[[ Listed entries, beginning ]]
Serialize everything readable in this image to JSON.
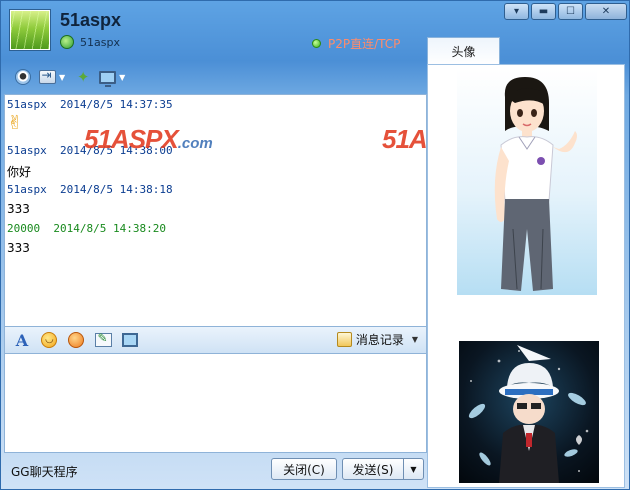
{
  "header": {
    "nickname": "51aspx",
    "signature": "51aspx",
    "connection_status": "P2P直连/TCP"
  },
  "window_controls": {
    "menu": "▾",
    "minimize": "▬",
    "maximize": "☐",
    "close": "✕"
  },
  "tabs": {
    "avatar_tab": "头像"
  },
  "watermark": {
    "brand": "51ASPX",
    "suffix": ".com"
  },
  "messages": [
    {
      "sender": "51aspx",
      "time": "2014/8/5 14:37:35",
      "body": "✌",
      "self": false
    },
    {
      "sender": "51aspx",
      "time": "2014/8/5 14:38:00",
      "body": "你好",
      "self": false
    },
    {
      "sender": "51aspx",
      "time": "2014/8/5 14:38:18",
      "body": "333",
      "self": false
    },
    {
      "sender": "20000",
      "time": "2014/8/5 14:38:20",
      "body": "333",
      "self": true
    }
  ],
  "format_bar": {
    "history_label": "消息记录"
  },
  "footer": {
    "app_label": "GG聊天程序",
    "close_button": "关闭(C)",
    "send_button": "发送(S)"
  },
  "colors": {
    "incoming_header": "#0b3d91",
    "outgoing_header": "#198a1e",
    "watermark": "#e23a1f",
    "title_bar": "#4b8fd6"
  }
}
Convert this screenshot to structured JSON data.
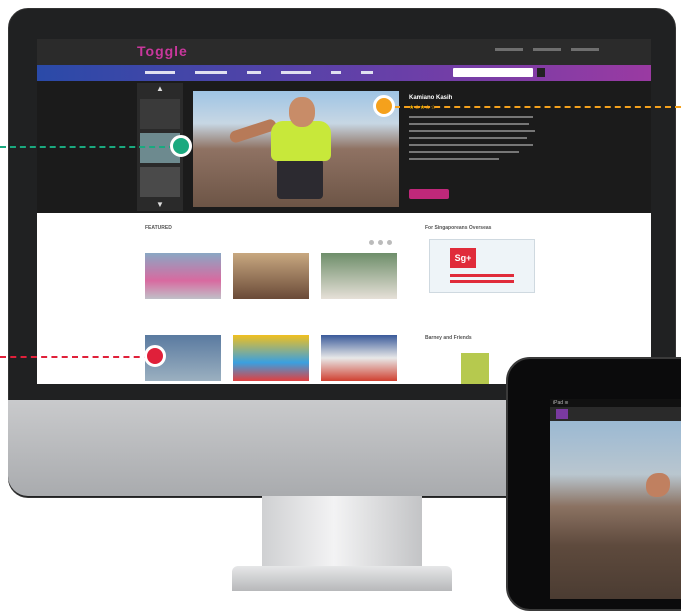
{
  "site": {
    "logo": "Toggle",
    "hero": {
      "title": "Kamiano Kasih",
      "stars": "★★★★☆"
    },
    "featured_heading": "FEATURED",
    "sidebar": {
      "heading_1": "For Singaporeans Overseas",
      "ad_logo": "Sg+",
      "heading_2": "Barney and Friends"
    }
  },
  "ipad": {
    "status": "iPad ≋"
  },
  "callout_colors": {
    "teal": "#1aa97f",
    "orange": "#f5a11c",
    "red": "#e0203a"
  }
}
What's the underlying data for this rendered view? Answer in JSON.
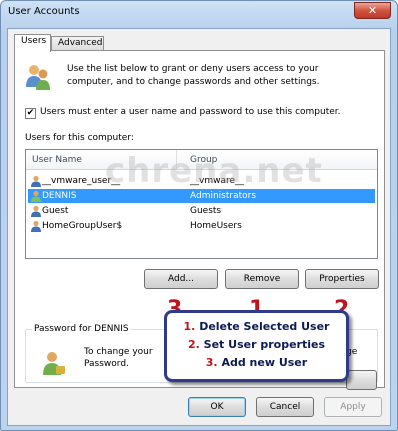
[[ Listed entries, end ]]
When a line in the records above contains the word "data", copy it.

Convert this screenshot to structured JSON data.
What's the underlying data for this rendered view? Answer in JSON.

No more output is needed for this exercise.